ABOUT THIS TASK:
Each line of the entries that mentions the string "JSON" needs to be reported.

[[ DATASET RECORDS open ]]

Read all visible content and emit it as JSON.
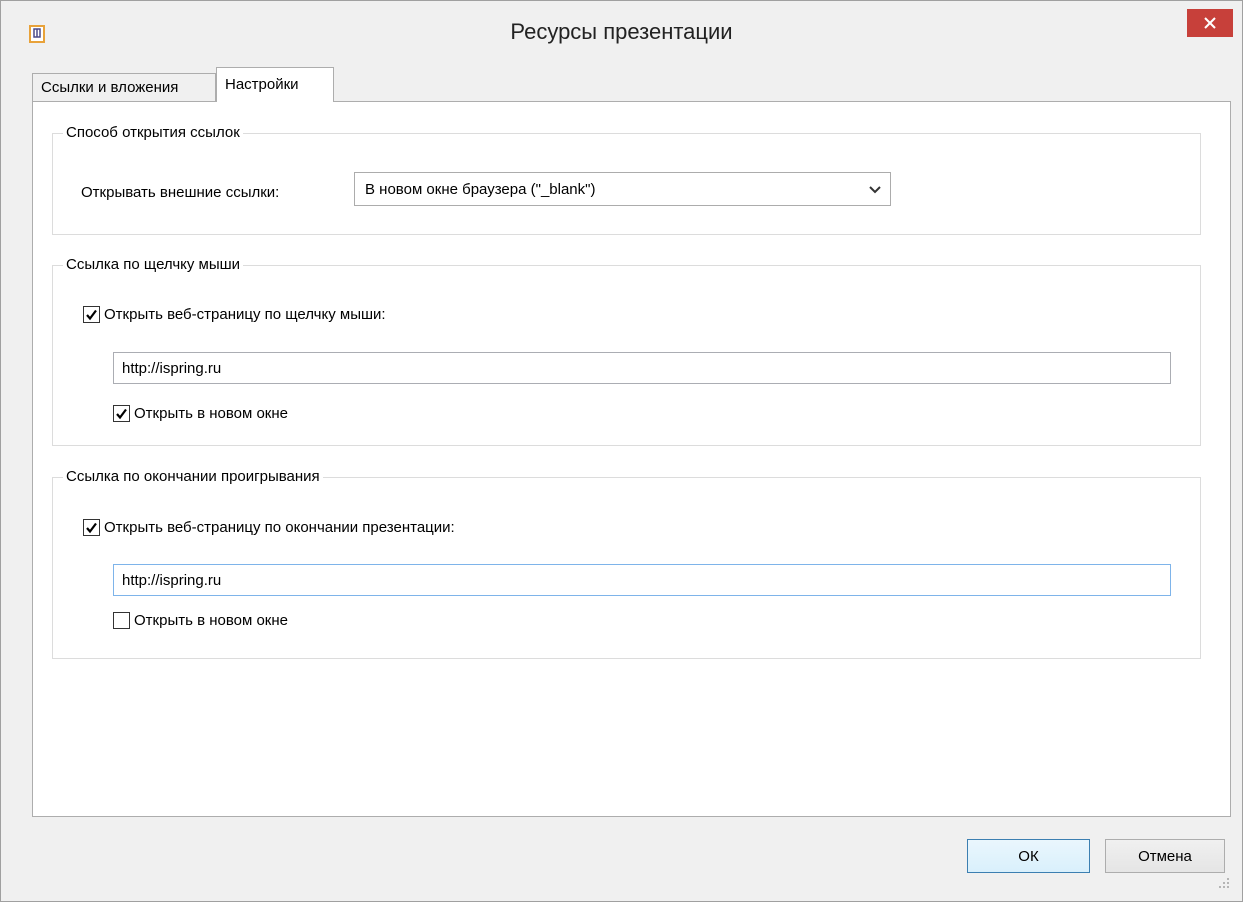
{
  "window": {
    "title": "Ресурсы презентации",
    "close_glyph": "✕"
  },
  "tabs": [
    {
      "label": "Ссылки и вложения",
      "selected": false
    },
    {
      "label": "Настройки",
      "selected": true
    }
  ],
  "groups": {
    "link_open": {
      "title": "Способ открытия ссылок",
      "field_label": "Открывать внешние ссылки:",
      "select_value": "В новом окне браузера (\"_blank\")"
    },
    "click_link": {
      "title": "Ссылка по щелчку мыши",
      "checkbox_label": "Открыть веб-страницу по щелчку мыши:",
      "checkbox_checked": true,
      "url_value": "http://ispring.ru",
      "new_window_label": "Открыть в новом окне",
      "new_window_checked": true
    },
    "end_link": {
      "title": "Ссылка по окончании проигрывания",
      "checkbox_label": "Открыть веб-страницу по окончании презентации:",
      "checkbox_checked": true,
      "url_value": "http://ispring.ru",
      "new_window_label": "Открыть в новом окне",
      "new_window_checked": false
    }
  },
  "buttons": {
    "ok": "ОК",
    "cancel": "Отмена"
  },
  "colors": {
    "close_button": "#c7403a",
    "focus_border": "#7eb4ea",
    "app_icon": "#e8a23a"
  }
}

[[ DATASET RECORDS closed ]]
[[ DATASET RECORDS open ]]

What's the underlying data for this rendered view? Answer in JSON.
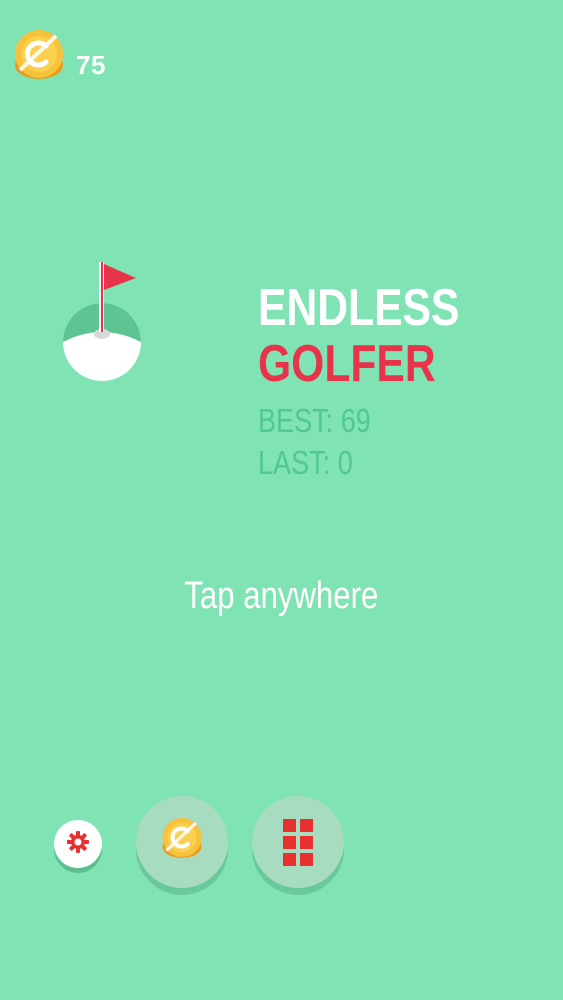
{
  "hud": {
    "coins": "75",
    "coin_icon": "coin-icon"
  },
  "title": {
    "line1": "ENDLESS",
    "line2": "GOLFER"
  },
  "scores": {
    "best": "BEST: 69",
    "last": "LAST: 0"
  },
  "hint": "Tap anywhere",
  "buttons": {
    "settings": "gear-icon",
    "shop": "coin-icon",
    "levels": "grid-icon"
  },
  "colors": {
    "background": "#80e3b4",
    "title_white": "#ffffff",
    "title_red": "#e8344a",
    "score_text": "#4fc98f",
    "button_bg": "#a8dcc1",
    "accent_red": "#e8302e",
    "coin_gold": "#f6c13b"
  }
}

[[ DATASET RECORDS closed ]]

COMPLETED EXERCISE:
Read all visible content and emit it as JSON.
What's the underlying data for this rendered view? Answer in JSON.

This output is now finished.